Swedish Death Metal has a very distinct sound about it popularized in the 90’s by bands such as Entombed, Dismember and Carnage to name but a few. This riff heavy, muddy, filth covered style has inspired bands the world over and still its legacy continues. Maybe it’s something about those thick riffs, or those gruff, aggressive vocals, or maybe even the Punk edge it appears to have but Swedish Death Metal just clicks. It’s a perfect combination of utter barbarity and melody that makes this sub-genre so popular yet underground.
One such worshipper at the tomb of Swedish Death Metal is Feral from you guessed it, Sweden. Formed in 2007 the band found their feet with their 2011 debut Dragged To The Altar which was later followed by 2015’s Where Dead Dreams Dwell. But now we come to 2018 and the release of Flesh For Funerals Eternal put out through Transcending Obscurity Records. But with so much Swedish Death Metal buzzing around the corpse of Death Metal can Feral awaken from an undead slumber?
To kick things off all of the traits are there, big heavily distorted riffs, pure hate fuelled vocals and a decidedly Punk attitude.
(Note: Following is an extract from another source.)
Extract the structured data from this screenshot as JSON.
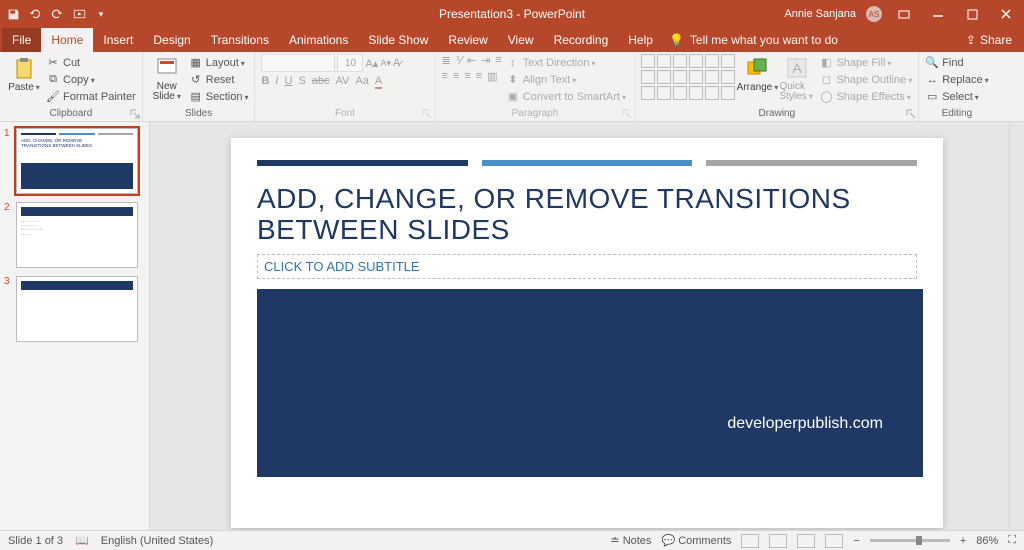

So that’s all the boxes ticked but how does the whole album shape up, well there is certainly a good helping of memorability in Vaults Of Undead Horror, Black Coven Secrets, Of Gods No Longer Invoked, and Buried. Not to mention a decent amalgamation of melodic passages and brutality, most notably perhaps in Dormant Disease, as a whole this album hits all of the right notes.
There is one discrepancy however, and that is that this has all been done before, and better. If you look past the classic bands and more into the modern era we have bands like Bloodbath and Lik kicking out festering anthems by the dozen. Feral might have a good sound and a scope of catchy hooks but their best songs still come across more like Entombed B-sides. This clearly isn’t that much of a gripe as I’d take Entombed B-sides over a lot of churned out Death Metal but it is just worth noting that Flesh For Funerals Eternal may be good but it isn’t great.
So as you can see Feral linger on the cusp of success, I will praise this album, I certainly wouldn’t wish any bad upon the band and equally this release has at least captured my attention. I eagerly await the next release from Feral as I can see high times coming their way. With just that little extra push these cultists of Swedish Death Metal impurity could cultivate quite the audience. So I ask you now, prepare your blackened robes, grab yourself a sacrifice and head to the altar in preparation for Feral’s next offering.
(7/10 George Caley)